§ EXERCISE INPUTS:
- - -

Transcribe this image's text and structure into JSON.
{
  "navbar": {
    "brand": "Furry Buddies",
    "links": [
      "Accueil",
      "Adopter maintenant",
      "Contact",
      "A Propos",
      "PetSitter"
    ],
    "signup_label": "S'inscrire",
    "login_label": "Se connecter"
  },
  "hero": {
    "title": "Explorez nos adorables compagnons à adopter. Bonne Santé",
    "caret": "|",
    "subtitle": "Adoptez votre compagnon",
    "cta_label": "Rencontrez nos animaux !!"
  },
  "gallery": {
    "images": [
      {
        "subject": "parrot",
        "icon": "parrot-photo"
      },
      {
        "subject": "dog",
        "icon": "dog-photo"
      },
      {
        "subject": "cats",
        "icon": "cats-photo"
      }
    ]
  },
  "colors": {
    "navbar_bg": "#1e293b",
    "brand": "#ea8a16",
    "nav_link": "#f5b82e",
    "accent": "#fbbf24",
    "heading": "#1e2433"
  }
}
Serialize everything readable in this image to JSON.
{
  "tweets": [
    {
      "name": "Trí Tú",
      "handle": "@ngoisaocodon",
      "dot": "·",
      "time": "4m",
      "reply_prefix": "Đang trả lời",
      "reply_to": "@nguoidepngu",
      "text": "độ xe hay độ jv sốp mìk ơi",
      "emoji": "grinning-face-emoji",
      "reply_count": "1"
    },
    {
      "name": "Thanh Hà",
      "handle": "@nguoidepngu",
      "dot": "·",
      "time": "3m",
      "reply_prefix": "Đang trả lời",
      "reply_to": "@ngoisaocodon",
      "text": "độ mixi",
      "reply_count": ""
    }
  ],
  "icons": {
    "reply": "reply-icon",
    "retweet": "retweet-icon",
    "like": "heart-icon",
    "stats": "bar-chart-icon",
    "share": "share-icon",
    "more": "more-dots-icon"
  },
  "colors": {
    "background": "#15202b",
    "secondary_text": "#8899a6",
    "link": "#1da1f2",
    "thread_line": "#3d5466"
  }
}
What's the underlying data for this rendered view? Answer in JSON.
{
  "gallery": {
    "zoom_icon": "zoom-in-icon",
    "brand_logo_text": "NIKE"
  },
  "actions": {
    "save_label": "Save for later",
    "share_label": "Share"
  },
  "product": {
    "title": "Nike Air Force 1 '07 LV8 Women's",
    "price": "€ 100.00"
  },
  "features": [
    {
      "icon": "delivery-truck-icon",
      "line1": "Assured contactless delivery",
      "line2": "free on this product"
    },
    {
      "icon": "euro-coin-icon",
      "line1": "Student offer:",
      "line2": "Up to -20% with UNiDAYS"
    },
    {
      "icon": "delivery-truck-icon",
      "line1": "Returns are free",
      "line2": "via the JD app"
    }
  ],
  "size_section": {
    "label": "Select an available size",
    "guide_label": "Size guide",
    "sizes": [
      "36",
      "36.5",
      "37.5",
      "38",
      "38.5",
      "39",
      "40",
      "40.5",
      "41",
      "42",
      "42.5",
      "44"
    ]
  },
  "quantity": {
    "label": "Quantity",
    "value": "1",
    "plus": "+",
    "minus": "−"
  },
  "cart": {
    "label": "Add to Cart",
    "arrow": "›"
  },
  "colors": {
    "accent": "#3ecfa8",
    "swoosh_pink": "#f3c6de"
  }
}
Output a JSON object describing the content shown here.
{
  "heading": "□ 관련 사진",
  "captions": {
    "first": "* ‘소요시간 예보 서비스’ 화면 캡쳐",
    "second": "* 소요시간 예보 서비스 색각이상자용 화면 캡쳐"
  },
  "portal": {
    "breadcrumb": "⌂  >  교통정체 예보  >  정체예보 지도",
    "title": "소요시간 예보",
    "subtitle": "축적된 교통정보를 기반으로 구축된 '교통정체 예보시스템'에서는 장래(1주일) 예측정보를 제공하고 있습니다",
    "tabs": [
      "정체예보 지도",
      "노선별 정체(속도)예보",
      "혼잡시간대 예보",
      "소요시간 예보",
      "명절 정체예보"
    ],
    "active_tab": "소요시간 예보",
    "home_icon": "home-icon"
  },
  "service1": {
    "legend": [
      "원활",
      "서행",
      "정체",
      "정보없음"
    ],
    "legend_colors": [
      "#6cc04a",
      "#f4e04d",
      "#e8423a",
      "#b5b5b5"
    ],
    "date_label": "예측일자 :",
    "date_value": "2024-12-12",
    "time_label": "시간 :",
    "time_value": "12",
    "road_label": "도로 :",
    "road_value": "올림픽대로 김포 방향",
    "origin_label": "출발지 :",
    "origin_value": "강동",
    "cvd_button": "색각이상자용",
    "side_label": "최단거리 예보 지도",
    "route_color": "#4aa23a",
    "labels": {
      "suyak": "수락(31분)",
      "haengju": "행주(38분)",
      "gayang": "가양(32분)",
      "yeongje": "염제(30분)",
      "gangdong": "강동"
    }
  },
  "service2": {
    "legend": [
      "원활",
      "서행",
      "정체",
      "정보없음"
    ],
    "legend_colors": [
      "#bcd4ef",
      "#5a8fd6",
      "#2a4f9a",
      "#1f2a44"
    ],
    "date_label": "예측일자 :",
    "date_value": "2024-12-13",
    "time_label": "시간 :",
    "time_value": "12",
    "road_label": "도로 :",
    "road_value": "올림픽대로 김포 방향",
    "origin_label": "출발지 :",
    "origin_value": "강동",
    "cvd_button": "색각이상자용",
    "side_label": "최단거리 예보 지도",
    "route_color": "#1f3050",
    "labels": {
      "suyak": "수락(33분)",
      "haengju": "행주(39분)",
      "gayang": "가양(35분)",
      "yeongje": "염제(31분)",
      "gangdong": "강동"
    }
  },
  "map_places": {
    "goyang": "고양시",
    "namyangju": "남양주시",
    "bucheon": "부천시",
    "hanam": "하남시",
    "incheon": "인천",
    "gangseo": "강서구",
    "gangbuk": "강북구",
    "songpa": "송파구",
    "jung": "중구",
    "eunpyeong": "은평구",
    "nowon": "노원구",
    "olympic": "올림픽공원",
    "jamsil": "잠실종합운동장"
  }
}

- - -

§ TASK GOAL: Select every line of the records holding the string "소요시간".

§ OUTPUT:
    "first": "* ‘소요시간 예보 서비스’ 화면 캡쳐",
    "second": "* 소요시간 예보 서비스 색각이상자용 화면 캡쳐"
    "title": "소요시간 예보",
      "소요시간 예보",
    "active_tab": "소요시간 예보",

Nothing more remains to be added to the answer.